Regular-season baseball is only a few weeks away. You can tell because we've spent a lot of time recently recapping the offseason through various prisms: judging the teams who hadand , , and so on.
Today, we're going to adhere to that spirit by touching on four "weird" offseason developments that may have flown under the radar. Note that by "weird" we mean a departure from the norm. For example, a third baseman learning first base isn't weird; a third baseman learning to pitch is. It's an admittedly subjective measure. Welcome to life.
With that in mind, let's get to it.
The Orioles won't have a bench coach
Generally speaking, teams who hire rookie managers tend to pair them with veteran bench coaches. When the Baltimore Orioles hired Brandon Hyde to be their skipper, it was fair to expect them to later add an elder statesmen to serve as his guide.
The Orioles interviewed Gary DiSarcina with that goal in mind. But, ultimately, opted against hiring DiSarcina -- or anyone else for the role, for that matter. Baltimore is instead splitting up bench-coach duties among the rest of their staff:
How it will work, the Orioles don't exactly know. But their plan, essentially, is to spread out the responsibility. Instead of having one lieutenant to lean on for in-game decisions, Hyde plans to consult a triumvirate of coaches for input. Brainstorming ideas with a wider variety of sources, the Orioles hope, will allow Hyde to make better decisions in the aggregate.
Although the bench coach is a staple on most coaching staffs, the 2019 Orioles won't be the first team in recent memory to operate without one.
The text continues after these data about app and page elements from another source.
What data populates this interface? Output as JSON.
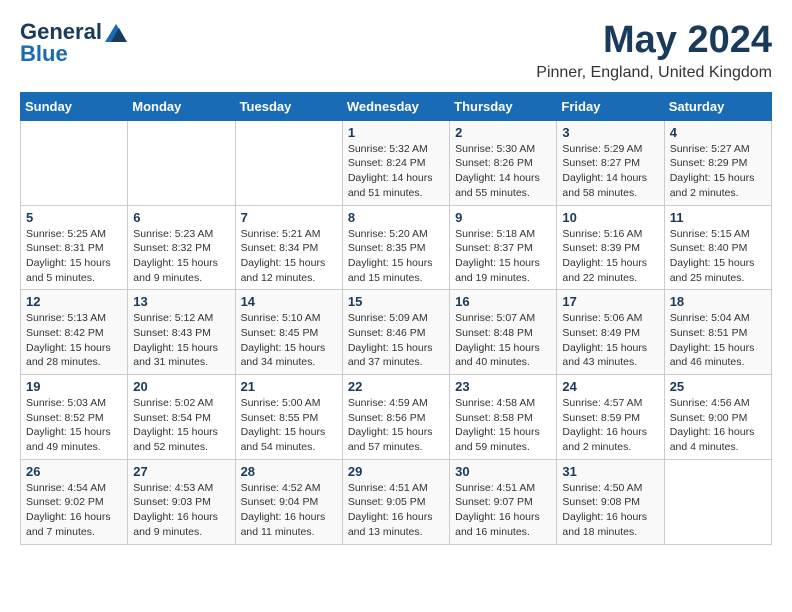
{
  "header": {
    "logo_line1": "General",
    "logo_line2": "Blue",
    "title": "May 2024",
    "subtitle": "Pinner, England, United Kingdom"
  },
  "calendar": {
    "days_of_week": [
      "Sunday",
      "Monday",
      "Tuesday",
      "Wednesday",
      "Thursday",
      "Friday",
      "Saturday"
    ],
    "weeks": [
      {
        "days": [
          {
            "date": "",
            "info": ""
          },
          {
            "date": "",
            "info": ""
          },
          {
            "date": "",
            "info": ""
          },
          {
            "date": "1",
            "info": "Sunrise: 5:32 AM\nSunset: 8:24 PM\nDaylight: 14 hours\nand 51 minutes."
          },
          {
            "date": "2",
            "info": "Sunrise: 5:30 AM\nSunset: 8:26 PM\nDaylight: 14 hours\nand 55 minutes."
          },
          {
            "date": "3",
            "info": "Sunrise: 5:29 AM\nSunset: 8:27 PM\nDaylight: 14 hours\nand 58 minutes."
          },
          {
            "date": "4",
            "info": "Sunrise: 5:27 AM\nSunset: 8:29 PM\nDaylight: 15 hours\nand 2 minutes."
          }
        ]
      },
      {
        "days": [
          {
            "date": "5",
            "info": "Sunrise: 5:25 AM\nSunset: 8:31 PM\nDaylight: 15 hours\nand 5 minutes."
          },
          {
            "date": "6",
            "info": "Sunrise: 5:23 AM\nSunset: 8:32 PM\nDaylight: 15 hours\nand 9 minutes."
          },
          {
            "date": "7",
            "info": "Sunrise: 5:21 AM\nSunset: 8:34 PM\nDaylight: 15 hours\nand 12 minutes."
          },
          {
            "date": "8",
            "info": "Sunrise: 5:20 AM\nSunset: 8:35 PM\nDaylight: 15 hours\nand 15 minutes."
          },
          {
            "date": "9",
            "info": "Sunrise: 5:18 AM\nSunset: 8:37 PM\nDaylight: 15 hours\nand 19 minutes."
          },
          {
            "date": "10",
            "info": "Sunrise: 5:16 AM\nSunset: 8:39 PM\nDaylight: 15 hours\nand 22 minutes."
          },
          {
            "date": "11",
            "info": "Sunrise: 5:15 AM\nSunset: 8:40 PM\nDaylight: 15 hours\nand 25 minutes."
          }
        ]
      },
      {
        "days": [
          {
            "date": "12",
            "info": "Sunrise: 5:13 AM\nSunset: 8:42 PM\nDaylight: 15 hours\nand 28 minutes."
          },
          {
            "date": "13",
            "info": "Sunrise: 5:12 AM\nSunset: 8:43 PM\nDaylight: 15 hours\nand 31 minutes."
          },
          {
            "date": "14",
            "info": "Sunrise: 5:10 AM\nSunset: 8:45 PM\nDaylight: 15 hours\nand 34 minutes."
          },
          {
            "date": "15",
            "info": "Sunrise: 5:09 AM\nSunset: 8:46 PM\nDaylight: 15 hours\nand 37 minutes."
          },
          {
            "date": "16",
            "info": "Sunrise: 5:07 AM\nSunset: 8:48 PM\nDaylight: 15 hours\nand 40 minutes."
          },
          {
            "date": "17",
            "info": "Sunrise: 5:06 AM\nSunset: 8:49 PM\nDaylight: 15 hours\nand 43 minutes."
          },
          {
            "date": "18",
            "info": "Sunrise: 5:04 AM\nSunset: 8:51 PM\nDaylight: 15 hours\nand 46 minutes."
          }
        ]
      },
      {
        "days": [
          {
            "date": "19",
            "info": "Sunrise: 5:03 AM\nSunset: 8:52 PM\nDaylight: 15 hours\nand 49 minutes."
          },
          {
            "date": "20",
            "info": "Sunrise: 5:02 AM\nSunset: 8:54 PM\nDaylight: 15 hours\nand 52 minutes."
          },
          {
            "date": "21",
            "info": "Sunrise: 5:00 AM\nSunset: 8:55 PM\nDaylight: 15 hours\nand 54 minutes."
          },
          {
            "date": "22",
            "info": "Sunrise: 4:59 AM\nSunset: 8:56 PM\nDaylight: 15 hours\nand 57 minutes."
          },
          {
            "date": "23",
            "info": "Sunrise: 4:58 AM\nSunset: 8:58 PM\nDaylight: 15 hours\nand 59 minutes."
          },
          {
            "date": "24",
            "info": "Sunrise: 4:57 AM\nSunset: 8:59 PM\nDaylight: 16 hours\nand 2 minutes."
          },
          {
            "date": "25",
            "info": "Sunrise: 4:56 AM\nSunset: 9:00 PM\nDaylight: 16 hours\nand 4 minutes."
          }
        ]
      },
      {
        "days": [
          {
            "date": "26",
            "info": "Sunrise: 4:54 AM\nSunset: 9:02 PM\nDaylight: 16 hours\nand 7 minutes."
          },
          {
            "date": "27",
            "info": "Sunrise: 4:53 AM\nSunset: 9:03 PM\nDaylight: 16 hours\nand 9 minutes."
          },
          {
            "date": "28",
            "info": "Sunrise: 4:52 AM\nSunset: 9:04 PM\nDaylight: 16 hours\nand 11 minutes."
          },
          {
            "date": "29",
            "info": "Sunrise: 4:51 AM\nSunset: 9:05 PM\nDaylight: 16 hours\nand 13 minutes."
          },
          {
            "date": "30",
            "info": "Sunrise: 4:51 AM\nSunset: 9:07 PM\nDaylight: 16 hours\nand 16 minutes."
          },
          {
            "date": "31",
            "info": "Sunrise: 4:50 AM\nSunset: 9:08 PM\nDaylight: 16 hours\nand 18 minutes."
          },
          {
            "date": "",
            "info": ""
          }
        ]
      }
    ]
  }
}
For example, the 2015 Pittsburgh Pirates didn't have an official bench coach. A season later, the Pirates gave the title to Dave Jauss, who had served as Clint Hurdle's bench coach in an unofficial capacity.
We'll see if the Orioles end up following the same path -- abstaining for a year before bending to convention. For now, baseball's worst team is doing something different.
Dodgers won't have a general manager
Baseball is a game of inches, and a game of technicalities.
The Los Angeles Dodgers technically don't have a general manager, and haven't since Farhan Zaidi left to run the San Francisco Giants. In actuality, the Dodgers do have a GM -- a few of them, even. Andrew Friedman is the "president of baseball operations" but can and does call the shots; Josh Byrnes is the "senior vice president of baseball operations" and is believed to be handling a lot of Zaidi's old responsibilities; and the Dodgers hired Jeff Kingston from the Seattle Mariners to serve as their "vice president and assistant general manager."
Yes, the Dodgers have an assistant general manager -- and, in Raul Ibanez, a "special assistant to the general manager" -- but no general manager. Makes sense.
It's worth noting Friedman's Tampa Bay teams used to operate with a similar front-office structure. For as uniform as most of these titles are, their actual meaning is relative.
The rise of two-way players
Shohei Ohtani's success last season ensured that teams would be more open-minded about employing players who could pitch and hit (or hit and pitch). Sure enough, a number of players -- veterans, even -- are in line to potentially pull double-duty in 2019.
Predictably, the Los Angeles Angels are leading the charge. Kaleb Cowart, Jared Walsh, Bo Way, and William English are all experimenting with two-way play in the Angels system. Elsewhere, the Cincinnati Reds have tinkered with using reliever Michael Lorenzen as an outfielder -- he played both ways in college. Then there's Matt Davidson, currently with the Texas Rangers, who was sought after due to his power stroke and quality curveball.
Others are certain to join the ranks throughout the season, but it seems clear that Ohtani's impact will continue to be felt -- even if Ohtani himself won't be able to pitch until 2020.
The decline of McKay, two-way player
Interestingly, one player who might be stepping away from the two-way game is Tampa Bay Rays prospect Brendan McKay. The Rays announced that McKay will DH when he isn't pitching, but he won't be playing first base this season.
Scouts regard McKay as a better pitcher than hitter -- one who could conceivably reach the majors before the season is out if he remains healthy. That isn't to suggest McKay is without his charms as a hitter, but it might not make sense for the Rays to delay his arrival while waiting on his bat to develop.